The casual game industry has unearthed another farm / gardening game. Magic Farm – not to be confused with Magic Seeds – makes a nice entry into the world of sims and role-playing games (RPGs). Gameplay and scenery resemble both the recently released Bloom Busters and Grimm’s Hatchery, but although the game isn’t original, it offers many elements to avoid being just another clone with a new theme.

Magic Farm charms and enchants especially thanks to Robin, the dragon help mate. Robin helps a young girl with no name find her missing beloved parents. To find her parents, she needs to work on a farm to raise money for trips and trades with the townspeople. Finding her parents only takes up half of the game. The other half sends the girl on quests where she completes a variety of tasks.

The town folk guide the girl on her journey, buy plants from her, and sell items to help her. Managing the farm requires staying on top of food and water supplies, beating off monsters and bugs with a stick or whatever tool at hand, feeding plants, and gathering bloomed flowers. A level lasts for one day, so a clock appears to show how much of the day is left. The timing of a day changes – it’s not clear how this works.

Robin helps with all the tasks and, unlike other games involving a helper, does a great job of not crashing into the girl while working. He’s a pleasure to have around as company and never annoys while the two work hard cultivating the variety of beautiful plants. The two travel from farm to farm and discover new plants and more aggressive bugs and monsters.

The plants range in price. The first farm has plants priced at $20 (chamomile), $40 (cash tree) and $80 (rose) while the cheapest plant on the second farm costs over $80. Plants also evolve into two other plants that a strawberry plant starts out as a basic red strawberry and eventually changes into silver and golden strawberries. Advanced plants such as the tigerbloom ($85), fern (212), and light ($425) command higher prices, but are harder to come by.

The flowers cost more when selling them as a bouquet instead of as singles. For instance, selling three single flowers is worth $6, but selling them together as a bouquet is worth $12. The Flower Shop has a nice set up showing the flowers in inventory and the available bouquets to make. After finding the parents, the Flower Shop turns into a chore. Since making bouquets pays better, it grows old to keep moving single flowers into the matching bouquet one-by-one. Sure, you can move faster and just sell them all as individuals, but then it takes longer to raise money for whatever you need.

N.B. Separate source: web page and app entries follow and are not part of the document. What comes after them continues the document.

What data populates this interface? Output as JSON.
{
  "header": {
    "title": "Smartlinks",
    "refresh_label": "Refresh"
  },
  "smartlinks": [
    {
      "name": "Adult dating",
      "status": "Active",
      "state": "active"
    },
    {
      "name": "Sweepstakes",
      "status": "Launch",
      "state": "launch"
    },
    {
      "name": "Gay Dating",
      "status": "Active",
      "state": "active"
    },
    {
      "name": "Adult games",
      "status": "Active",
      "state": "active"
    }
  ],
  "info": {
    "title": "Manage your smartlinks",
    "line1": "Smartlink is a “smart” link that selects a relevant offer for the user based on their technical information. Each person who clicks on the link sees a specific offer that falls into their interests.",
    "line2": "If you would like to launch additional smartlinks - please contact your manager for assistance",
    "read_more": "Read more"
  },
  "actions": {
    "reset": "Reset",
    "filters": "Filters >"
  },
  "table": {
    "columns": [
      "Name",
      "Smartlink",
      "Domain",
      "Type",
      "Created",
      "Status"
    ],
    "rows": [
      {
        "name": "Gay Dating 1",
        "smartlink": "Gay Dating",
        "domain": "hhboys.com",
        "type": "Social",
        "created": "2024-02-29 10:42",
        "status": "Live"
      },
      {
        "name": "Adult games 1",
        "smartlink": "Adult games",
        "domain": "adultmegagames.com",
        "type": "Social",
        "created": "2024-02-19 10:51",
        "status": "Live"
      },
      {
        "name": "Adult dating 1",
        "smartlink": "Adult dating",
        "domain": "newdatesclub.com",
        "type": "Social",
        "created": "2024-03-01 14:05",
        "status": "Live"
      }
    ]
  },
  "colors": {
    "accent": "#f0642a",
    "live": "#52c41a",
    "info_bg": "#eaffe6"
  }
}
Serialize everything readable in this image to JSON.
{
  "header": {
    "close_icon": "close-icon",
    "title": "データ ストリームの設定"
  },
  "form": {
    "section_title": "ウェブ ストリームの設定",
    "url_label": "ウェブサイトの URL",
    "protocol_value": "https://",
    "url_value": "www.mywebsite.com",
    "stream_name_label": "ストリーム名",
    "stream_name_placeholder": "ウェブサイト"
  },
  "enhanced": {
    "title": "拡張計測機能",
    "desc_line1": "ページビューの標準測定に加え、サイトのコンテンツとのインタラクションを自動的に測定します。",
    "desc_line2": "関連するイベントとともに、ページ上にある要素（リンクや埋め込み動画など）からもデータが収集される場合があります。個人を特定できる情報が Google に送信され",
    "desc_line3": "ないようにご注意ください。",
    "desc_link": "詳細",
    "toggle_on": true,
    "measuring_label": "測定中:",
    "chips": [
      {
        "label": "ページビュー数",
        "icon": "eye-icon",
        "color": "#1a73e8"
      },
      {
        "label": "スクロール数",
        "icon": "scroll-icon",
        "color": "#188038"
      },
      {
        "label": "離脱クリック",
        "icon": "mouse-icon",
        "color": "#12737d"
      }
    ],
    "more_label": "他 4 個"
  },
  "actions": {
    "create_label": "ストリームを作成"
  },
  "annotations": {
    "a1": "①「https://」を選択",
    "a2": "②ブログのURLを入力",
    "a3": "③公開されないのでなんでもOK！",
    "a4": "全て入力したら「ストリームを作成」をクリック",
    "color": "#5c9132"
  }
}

The game moves too slow in its first hour or so, and it takes time to build up a nest egg. Since Robin and the girl travel from farm to farm, they start from scratch when arriving on a new farm. The game has plenty of surprises along the way, and no matter how much money you have, be ready to start over. To divulge more details would spoil the fun, but rest assured that it’s the quests and surprises along the way that will eventually stir curiosity and captivate players.

The quests can take time – sometimes too long – to finish because of specific requests. For example, you may need 30 of a certain species of flower. One day, you’ll get five of them and then don’t see them again for four days. Thanks to the unpredictability of the adventure, the cumbersome tasks don’t feel as tedious.

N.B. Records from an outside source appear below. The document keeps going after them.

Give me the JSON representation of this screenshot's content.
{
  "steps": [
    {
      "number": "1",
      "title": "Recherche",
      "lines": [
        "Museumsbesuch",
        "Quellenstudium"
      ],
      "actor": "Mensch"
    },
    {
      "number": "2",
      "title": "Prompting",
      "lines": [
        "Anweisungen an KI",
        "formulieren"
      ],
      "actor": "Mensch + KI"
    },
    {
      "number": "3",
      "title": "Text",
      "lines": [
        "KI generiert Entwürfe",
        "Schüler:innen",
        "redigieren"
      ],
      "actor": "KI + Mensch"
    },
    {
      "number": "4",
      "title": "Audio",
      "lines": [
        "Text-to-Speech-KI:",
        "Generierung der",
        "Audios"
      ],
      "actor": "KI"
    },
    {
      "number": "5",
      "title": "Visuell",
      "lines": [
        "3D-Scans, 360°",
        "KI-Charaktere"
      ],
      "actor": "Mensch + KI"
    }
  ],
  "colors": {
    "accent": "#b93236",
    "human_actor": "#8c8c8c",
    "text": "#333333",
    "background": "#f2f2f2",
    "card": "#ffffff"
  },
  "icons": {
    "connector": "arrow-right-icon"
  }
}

Like traditional RPGs, Magic Farm gives the girl and Robin three skills each including trading, farming, pest control, and watering. As they both gain experience, their skills advance. This means they get faster in completing tasks, sell plants for more money, and buy plants at cheaper prices. The skill levels work like those in Virtual Villagers, where you get to choose which skills to level up. A skills bar appears on the screen, and whenever it fills up players gain a level.

While earlier versions of Magic Farm had technical glitches and other issues, the developer continues to implement suggestions from players. In the version we reviewed, for example, the developer had improved the text and item sizes to make them more readable and recognizable.

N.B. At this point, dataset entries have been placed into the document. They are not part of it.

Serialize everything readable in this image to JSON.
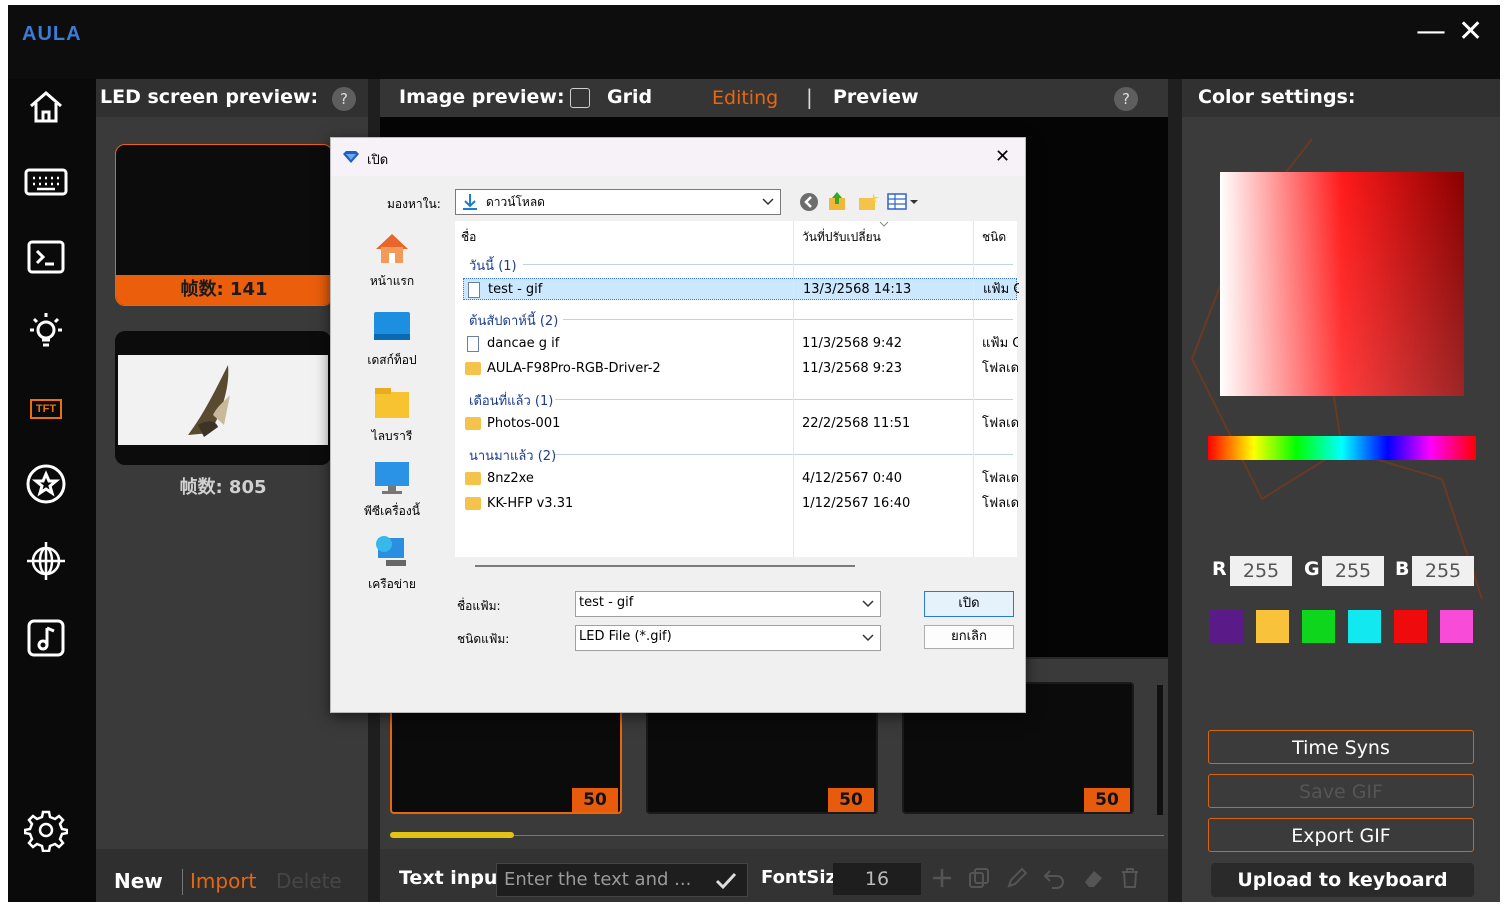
{
  "app": {
    "logo": "AULA",
    "minimize": "—",
    "close": "✕"
  },
  "nav": [
    {
      "name": "home-icon"
    },
    {
      "name": "keyboard-icon"
    },
    {
      "name": "terminal-icon"
    },
    {
      "name": "bulb-icon"
    },
    {
      "name": "tft-icon",
      "label": "TFT"
    },
    {
      "name": "star-icon"
    },
    {
      "name": "globe-icon"
    },
    {
      "name": "music-icon"
    },
    {
      "name": "gear-icon"
    }
  ],
  "led_preview": {
    "title": "LED screen preview:",
    "help": "?",
    "frames1": "帧数: 141",
    "frames2": "帧数: 805",
    "new": "New",
    "import": "Import",
    "delete": "Delete"
  },
  "image_preview": {
    "title": "Image preview:",
    "grid_label": "Grid",
    "editing": "Editing",
    "sep": "|",
    "preview": "Preview",
    "help": "?",
    "tile_badges": [
      "50",
      "50",
      "50"
    ],
    "progress": 0.16,
    "text_input_label": "Text inpu",
    "text_placeholder": "Enter the text and ...",
    "font_size_label": "FontSiz",
    "font_size_value": "16"
  },
  "color_settings": {
    "title": "Color settings:",
    "r_label": "R",
    "r": "255",
    "g_label": "G",
    "g": "255",
    "b_label": "B",
    "b": "255",
    "swatches": [
      "#5a1a87",
      "#f8c33a",
      "#0ed61c",
      "#11e8ef",
      "#ef0b0b",
      "#f74bd8"
    ],
    "time_syns": "Time Syns",
    "save_gif": "Save GIF",
    "export_gif": "Export GIF",
    "upload": "Upload to keyboard"
  },
  "dialog": {
    "title": "เปิด",
    "close": "✕",
    "look_in_label": "มองหาใน:",
    "look_in_value": "ดาวน์โหลด",
    "col_name": "ชื่อ",
    "col_date": "วันที่ปรับเปลี่ยน",
    "col_type": "ชนิด",
    "groups": [
      {
        "label": "วันนี้ (1)"
      },
      {
        "label": "ต้นสัปดาห์นี้ (2)"
      },
      {
        "label": "เดือนที่แล้ว (1)"
      },
      {
        "label": "นานมาแล้ว (2)"
      }
    ],
    "files": [
      {
        "name": "test - gif",
        "date": "13/3/2568 14:13",
        "type": "แฟ้ม GIF"
      },
      {
        "name": "dancae g if",
        "date": "11/3/2568 9:42",
        "type": "แฟ้ม GIF"
      },
      {
        "name": "AULA-F98Pro-RGB-Driver-2",
        "date": "11/3/2568 9:23",
        "type": "โฟลเดอร์"
      },
      {
        "name": "Photos-001",
        "date": "22/2/2568 11:51",
        "type": "โฟลเดอร์"
      },
      {
        "name": "8nz2xe",
        "date": "4/12/2567 0:40",
        "type": "โฟลเดอร์"
      },
      {
        "name": "KK-HFP v3.31",
        "date": "1/12/2567 16:40",
        "type": "โฟลเดอร์"
      }
    ],
    "places": [
      "หน้าแรก",
      "เดสก์ท็อป",
      "ไลบรารี",
      "พีซีเครื่องนี้",
      "เครือข่าย"
    ],
    "filename_label": "ชื่อแฟ้ม:",
    "filename_value": "test - gif",
    "filetype_label": "ชนิดแฟ้ม:",
    "filetype_value": "LED File (*.gif)",
    "open_button": "เปิด",
    "cancel_button": "ยกเลิก"
  }
}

With two adventures (finding parents and going on quests) in one, Magic Farm brings a rare combination of features to the casual game genre. Overlooking the little imperfections comes easy because the game engrosses players and compels them to find out what’s next in their quests.